Some 4,000 federal police descended, erecting barricades and military-style encampments. Masked protesters countered with guerrilla tactics, hurling burning tires and rocks collected from the cobblestone streets. Before order was restored in December, the riots claimed the lives of at least nine and as many as 20 people, including American activist/journalist Brad Will.

Holy smokes. If I read this right, Connolly collapses seven months' worth of outcry, public despair and extreme police intimidation tactics into 3 short paragraphs before laying blame for the deaths of "at least nine and as many as 20 people, including American activist/journalist Brad Will," on "the riots," and by extension applauds the government effort to "restore order." Police raided the zocalo on June 14 and federal troops didn't reclaim Oaxaca City until November 25. Connolly makes no mention of the city as it lay under siege between these dates. She does not mention the formation of APPO, a coalition dedicated to organizing the myriad voices in Oaxaca in an attempt to create change.
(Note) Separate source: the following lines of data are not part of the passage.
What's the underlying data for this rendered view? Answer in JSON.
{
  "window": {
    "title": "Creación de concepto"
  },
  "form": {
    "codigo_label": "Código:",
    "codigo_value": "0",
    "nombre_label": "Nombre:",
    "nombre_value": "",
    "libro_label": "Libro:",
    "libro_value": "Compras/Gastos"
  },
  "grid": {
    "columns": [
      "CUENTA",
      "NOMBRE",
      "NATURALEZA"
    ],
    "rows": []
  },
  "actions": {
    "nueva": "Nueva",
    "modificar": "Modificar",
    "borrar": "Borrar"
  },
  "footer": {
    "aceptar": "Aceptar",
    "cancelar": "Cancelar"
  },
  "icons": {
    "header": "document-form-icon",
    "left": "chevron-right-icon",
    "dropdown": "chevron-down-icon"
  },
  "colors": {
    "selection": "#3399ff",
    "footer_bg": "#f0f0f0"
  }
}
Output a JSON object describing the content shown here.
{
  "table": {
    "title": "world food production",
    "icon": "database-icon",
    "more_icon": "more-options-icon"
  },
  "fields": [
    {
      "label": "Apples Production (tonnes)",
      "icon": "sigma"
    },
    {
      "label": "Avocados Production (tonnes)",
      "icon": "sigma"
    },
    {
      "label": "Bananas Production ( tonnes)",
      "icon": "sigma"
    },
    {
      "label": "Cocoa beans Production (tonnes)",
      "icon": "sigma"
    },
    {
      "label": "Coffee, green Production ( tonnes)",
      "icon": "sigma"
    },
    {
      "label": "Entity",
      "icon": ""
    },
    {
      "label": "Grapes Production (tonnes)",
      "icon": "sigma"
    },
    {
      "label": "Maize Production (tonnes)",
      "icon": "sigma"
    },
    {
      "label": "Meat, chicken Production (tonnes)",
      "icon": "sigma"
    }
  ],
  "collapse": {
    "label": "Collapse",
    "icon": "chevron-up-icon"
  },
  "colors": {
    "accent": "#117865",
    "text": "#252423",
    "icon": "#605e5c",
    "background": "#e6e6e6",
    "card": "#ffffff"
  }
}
The article makes no mention of the roadblocks erected nightly by neighborhood patrols of concerned citizens intent on protecting teachers, activists and families from threats, intimidations, beatings, disappearances and assassinations.

Furthermore, there is no mention of the peaceful protest marches, first 200,000 people in solidarity with the teachers' organizations on June 16, and when that didn't earn an audience with the government another march of 500,000 people took place on June 29. Then there was the 3,000 person march in September of that year, from Oaxaca City to Mexico City, a trek of some 21 days over nearly 500 kilometers, to attract attention to the struggle in Oaxaca, to demand the removal of Governor Ulises Ruiz from power, and to restore justice to the streets of Oaxaca.
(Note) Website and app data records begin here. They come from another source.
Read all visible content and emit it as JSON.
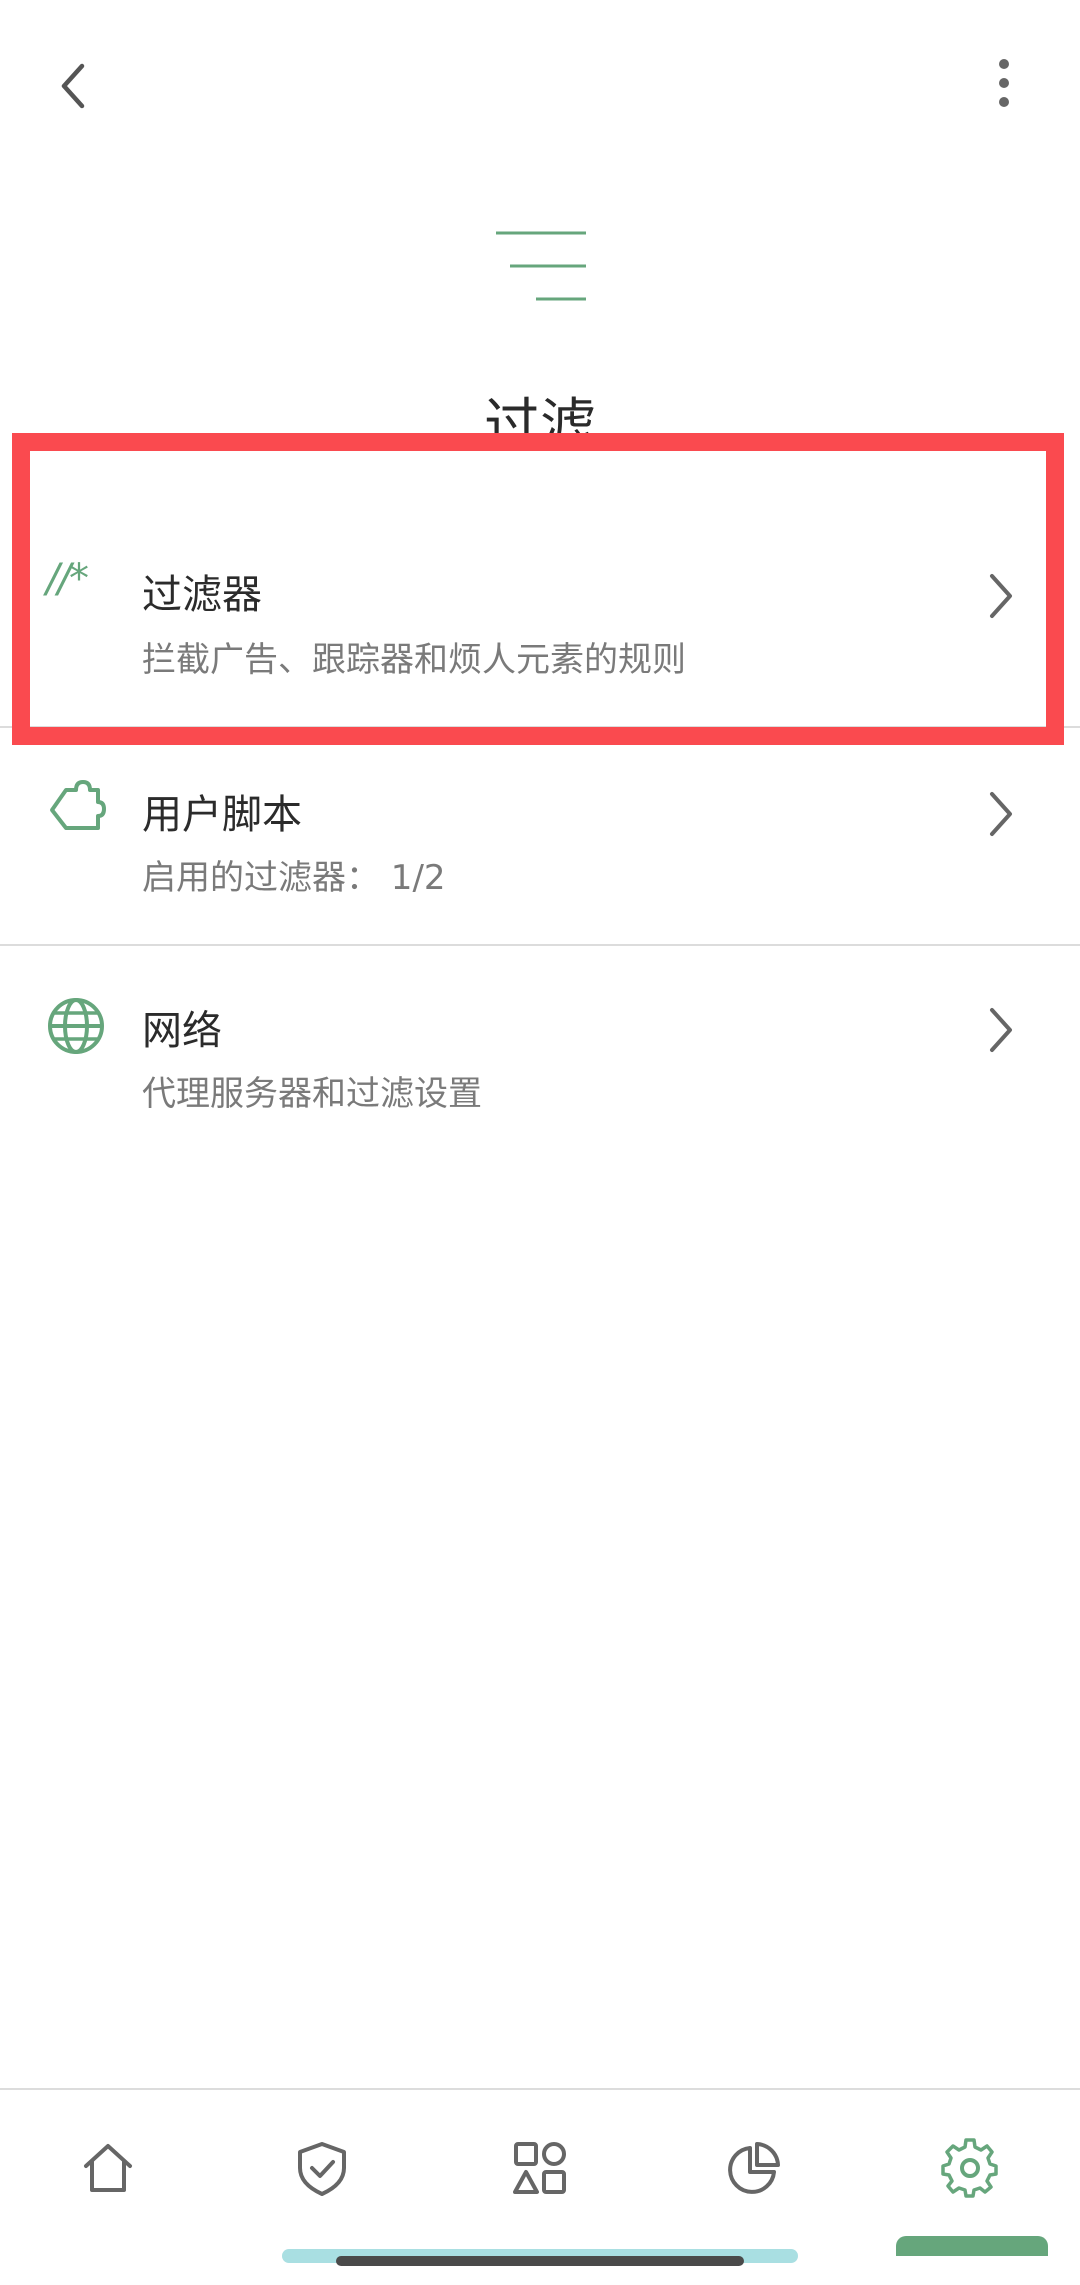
{
  "page": {
    "title": "过滤"
  },
  "items": [
    {
      "title": "过滤器",
      "subtitle": "拦截广告、跟踪器和烦人元素的规则",
      "icon": "filter-rules-icon"
    },
    {
      "title": "用户脚本",
      "subtitle": "启用的过滤器： 1/2",
      "icon": "puzzle-icon"
    },
    {
      "title": "网络",
      "subtitle": "代理服务器和过滤设置",
      "icon": "globe-icon"
    }
  ],
  "filter_icon_text": "//*",
  "nav": {
    "items": [
      "home-icon",
      "shield-check-icon",
      "apps-icon",
      "stats-pie-icon",
      "settings-gear-icon"
    ],
    "active": "settings-gear-icon"
  },
  "colors": {
    "accent": "#66a67c",
    "highlight": "#fa4a4f",
    "text": "#2b2b2b",
    "subtext": "#7a7a7a"
  }
}
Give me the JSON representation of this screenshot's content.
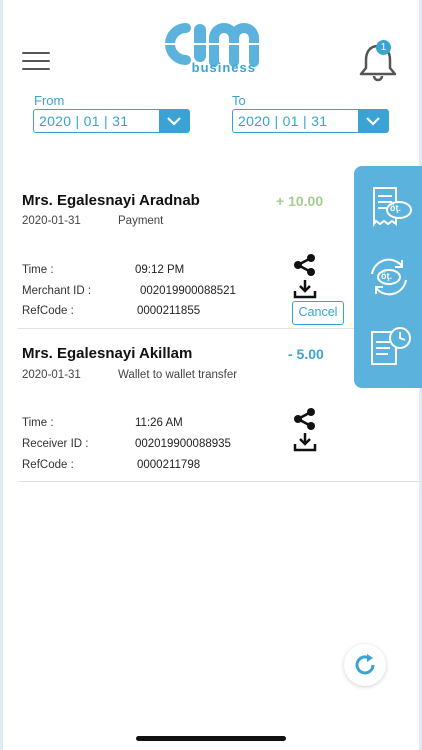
{
  "header": {
    "logo_text": "cim",
    "logo_sub": "business",
    "notification_count": "1"
  },
  "filters": {
    "from_label": "From",
    "from_value": "2020 | 01 | 31",
    "to_label": "To",
    "to_value": "2020 | 01 | 31"
  },
  "transactions": [
    {
      "name": "Mrs. Egalesnayi Aradnab",
      "amount": "+ 10.00",
      "date": "2020-01-31",
      "type": "Payment",
      "time_label": "Time :",
      "time_value": "09:12 PM",
      "id_label": "Merchant ID :",
      "id_value": "002019900088521",
      "ref_label": "RefCode :",
      "ref_value": "0000211855",
      "cancel_label": "Cancel"
    },
    {
      "name": "Mrs.  Egalesnayi Akillam",
      "amount": "- 5.00",
      "date": "2020-01-31",
      "type": "Wallet to wallet transfer",
      "time_label": "Time :",
      "time_value": "11:26 AM",
      "id_label": "Receiver ID :",
      "id_value": "002019900088935",
      "ref_label": "RefCode :",
      "ref_value": "0000211798"
    }
  ],
  "side_panel": {
    "icon_1_text": "öţ.",
    "icon_2_text": "öţ."
  },
  "colors": {
    "accent": "#3aa3d3",
    "panel": "#5bb2dc",
    "positive": "#a4cc8e"
  }
}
Yes, demonstrators engulfed the zocalo. Yes, graffiti covered most every available space. Yes, protesters blockaded the road between the city and the airport in an effort to frustrate the flow of tourism dollars into government coffers. That's exactly what is, to my thinking, so uniquely impressive about the conflict of 2006. When repeated calls for change went unrecognized, unarmed protesters effectively shut down the economy of a city of a quarter million people without resorting to violence and thus captured the attention of the government and the world.

This is just some of what Connolly's piece is missing. And all this missing background is exactly what makes it so hard to tell whether Oaxaca can rebound or not. As of November 25, 2006, when federal police quashed the last of the demonstrations and forcibly "restored order" to the city, not a single compromise has been made regarding any of the original demands made by protesters. That these issues have been silenced by an iron fist makes all the more difficult any assessment of what churns beneath the surface. Oaxacans are still frustrated and oppressed, but now they may simply be more submissive than they were a year ago.

One year later there is still not enough accurate, reliable information circulating about what has happened, and what may yet happen, in Oaxaca. Connolly's piece further serves to frustrate efforts to advance such information about the struggle in Oaxaca to the rest of the world. Oaxaca needs help reaching a point of comprehension and accountability regarding these events, and this will not be achieved through half-representations of recent history.